Chatterbox is intrigued by the annual lobbying campaigns for the Nobel Peace Prize. (See "So You Want To Win the Nobel Peace Prize.") A couple of weeks ago, he invited readers to submit evidence of particularly far-fetched lobby campaigns. This brought to Chatterbox's attention Stanley "Tookie" Williams and Mordechai Vanunu. Both received Nobel nominations last year, and, as this Williams Web page and this Vanunu Web page demonstrate, their campaigns continue unabated. Nominations for the 2002 prize must be submitted by Feb 1 to the Norwegian Nobel Institute (don't goof and send them to Stockholm!), so this is crunch time. Nominators must be national legislators; "members of international courts"; professors of social science, history, philosophy, law, or theology; university rectors; directors of "peace research institutes" or "foreign policy institutes"; Nobel peace laureates; active or former members of the Norwegian Nobel Committee; or former advisers of same.
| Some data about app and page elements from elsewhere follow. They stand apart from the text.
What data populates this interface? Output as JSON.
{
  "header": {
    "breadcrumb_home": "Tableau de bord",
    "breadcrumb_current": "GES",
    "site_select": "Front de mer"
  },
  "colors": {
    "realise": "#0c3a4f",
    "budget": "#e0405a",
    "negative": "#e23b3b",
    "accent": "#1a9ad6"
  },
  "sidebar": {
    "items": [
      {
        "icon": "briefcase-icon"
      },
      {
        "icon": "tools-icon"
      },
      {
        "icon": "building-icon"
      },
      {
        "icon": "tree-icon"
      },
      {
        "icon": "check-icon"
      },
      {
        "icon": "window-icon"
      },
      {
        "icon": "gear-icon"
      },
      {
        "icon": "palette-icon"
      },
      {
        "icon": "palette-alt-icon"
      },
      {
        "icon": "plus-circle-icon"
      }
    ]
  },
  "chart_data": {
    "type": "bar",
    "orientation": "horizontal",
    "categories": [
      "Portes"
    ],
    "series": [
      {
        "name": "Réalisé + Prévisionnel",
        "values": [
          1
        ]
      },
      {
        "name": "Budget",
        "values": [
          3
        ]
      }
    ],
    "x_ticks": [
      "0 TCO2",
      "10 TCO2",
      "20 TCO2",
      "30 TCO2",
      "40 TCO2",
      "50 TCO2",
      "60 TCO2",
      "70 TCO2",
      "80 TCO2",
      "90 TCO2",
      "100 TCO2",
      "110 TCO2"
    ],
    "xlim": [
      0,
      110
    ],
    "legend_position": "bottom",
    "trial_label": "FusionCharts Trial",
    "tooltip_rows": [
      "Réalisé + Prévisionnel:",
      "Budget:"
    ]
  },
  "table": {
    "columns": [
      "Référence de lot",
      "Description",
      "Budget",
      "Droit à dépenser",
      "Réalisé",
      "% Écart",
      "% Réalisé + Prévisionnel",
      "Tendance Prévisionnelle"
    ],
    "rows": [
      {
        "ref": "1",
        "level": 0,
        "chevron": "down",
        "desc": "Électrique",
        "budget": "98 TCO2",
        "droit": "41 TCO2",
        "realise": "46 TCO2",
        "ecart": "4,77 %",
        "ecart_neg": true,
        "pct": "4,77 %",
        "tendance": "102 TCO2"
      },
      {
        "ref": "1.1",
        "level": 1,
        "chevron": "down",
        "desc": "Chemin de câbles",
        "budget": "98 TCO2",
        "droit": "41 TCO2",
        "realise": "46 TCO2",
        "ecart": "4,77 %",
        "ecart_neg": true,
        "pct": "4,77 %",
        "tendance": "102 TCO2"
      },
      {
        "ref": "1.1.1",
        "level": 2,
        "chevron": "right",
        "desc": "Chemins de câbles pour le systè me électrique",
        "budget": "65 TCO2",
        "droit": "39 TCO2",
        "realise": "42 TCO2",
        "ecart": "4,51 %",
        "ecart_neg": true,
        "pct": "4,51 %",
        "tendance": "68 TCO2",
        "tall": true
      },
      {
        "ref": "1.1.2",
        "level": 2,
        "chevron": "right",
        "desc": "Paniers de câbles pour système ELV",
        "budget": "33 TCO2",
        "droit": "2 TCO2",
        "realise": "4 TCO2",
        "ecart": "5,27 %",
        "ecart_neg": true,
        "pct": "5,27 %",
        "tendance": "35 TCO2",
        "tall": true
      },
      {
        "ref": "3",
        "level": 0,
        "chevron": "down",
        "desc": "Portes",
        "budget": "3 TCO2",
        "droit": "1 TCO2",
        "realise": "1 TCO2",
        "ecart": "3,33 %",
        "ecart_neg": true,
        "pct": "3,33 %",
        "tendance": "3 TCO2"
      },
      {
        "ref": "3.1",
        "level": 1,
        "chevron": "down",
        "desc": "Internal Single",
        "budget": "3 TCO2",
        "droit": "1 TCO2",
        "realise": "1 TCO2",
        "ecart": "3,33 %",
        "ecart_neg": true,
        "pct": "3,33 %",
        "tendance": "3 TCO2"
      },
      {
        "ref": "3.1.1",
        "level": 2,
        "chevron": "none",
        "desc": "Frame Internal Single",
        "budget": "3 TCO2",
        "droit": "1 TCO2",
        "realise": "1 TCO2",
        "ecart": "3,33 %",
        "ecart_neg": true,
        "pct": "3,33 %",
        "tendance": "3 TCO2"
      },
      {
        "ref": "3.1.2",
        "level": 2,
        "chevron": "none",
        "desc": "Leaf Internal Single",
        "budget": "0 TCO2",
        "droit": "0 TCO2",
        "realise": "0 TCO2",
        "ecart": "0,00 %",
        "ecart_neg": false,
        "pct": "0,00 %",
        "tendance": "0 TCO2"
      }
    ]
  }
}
Tookie Williams is an inmate on death row at San Quentin who was convicted of killing four people in 1981. Williams co-founded (with the late Raymond Lee Washington) the Crips, a notorious Los Angeles street gang. Even for the gentle Norwegians who will make the selection, these two resume items are likely to raise a red flag. On the plus side, though, Williams is apparently very sorry. (Click here to read his apology.) These days, Williams writes children's books about the evils of gang violence and donates the money to various anti-gang groups. (Inevitably, National Public Radio interviewed him about it last year. Click here to listen.) The Nobel campaign (which last year resulted in a nomination by Mario Fehr of the Swiss parliament) is apparently an offshoot of the international movement against the death penalty and also, of course, of efforts to spare Williams' own life. These latter two causes strike Chatterbox as much more worthwhile.
Mordechai Vanunu sits in Israel's Ashkelon Prison, where he is serving an 18-year sentence for espionage and treason. Motivated by a commitment to pacifism, Vanunu took secret photos of Israel's Dimona nuclear weapons plant while working there as a technician. He then left the country, traveling to the Soviet Union, India, and, finally, Australia, where he converted to Christianity. In 1986 Vanunu passed along what he knew to Peter Hounam of the London Sunday Times, which published a lengthy expose about Israel's nuclear arsenal. (Hounam subsequently wrote a book about the affair.) The Israelis then nabbed Vanunu by hiring a dishy American (code name: "Cindy") to lure him from London to Rome, where Mossad agents whisked him back to Israel. Vanunu is due to be released from prison in 2004. He was nominated for the Nobel Prize last year by 1976 peace prize laureate Mairead Corrigan Maguire, co-founder of the Northern Ireland Peace Movement. Vanunu's viability for this year's prize depends largely on whether the Norwegians will regard him as Israel's Daniel Ellsberg or Israel's Julius Rosenberg. Awkwardly, Vanunu himself embraces the "spy" label; click here to read his poem, "I Am Your Spy." Such careless public relations work is rarely rewarded with a Nobel Peace Prize.
Do you have evidence of an unworthy Nobel Peace Prize campaign? If so, please forward it to firstname.lastname@example.org.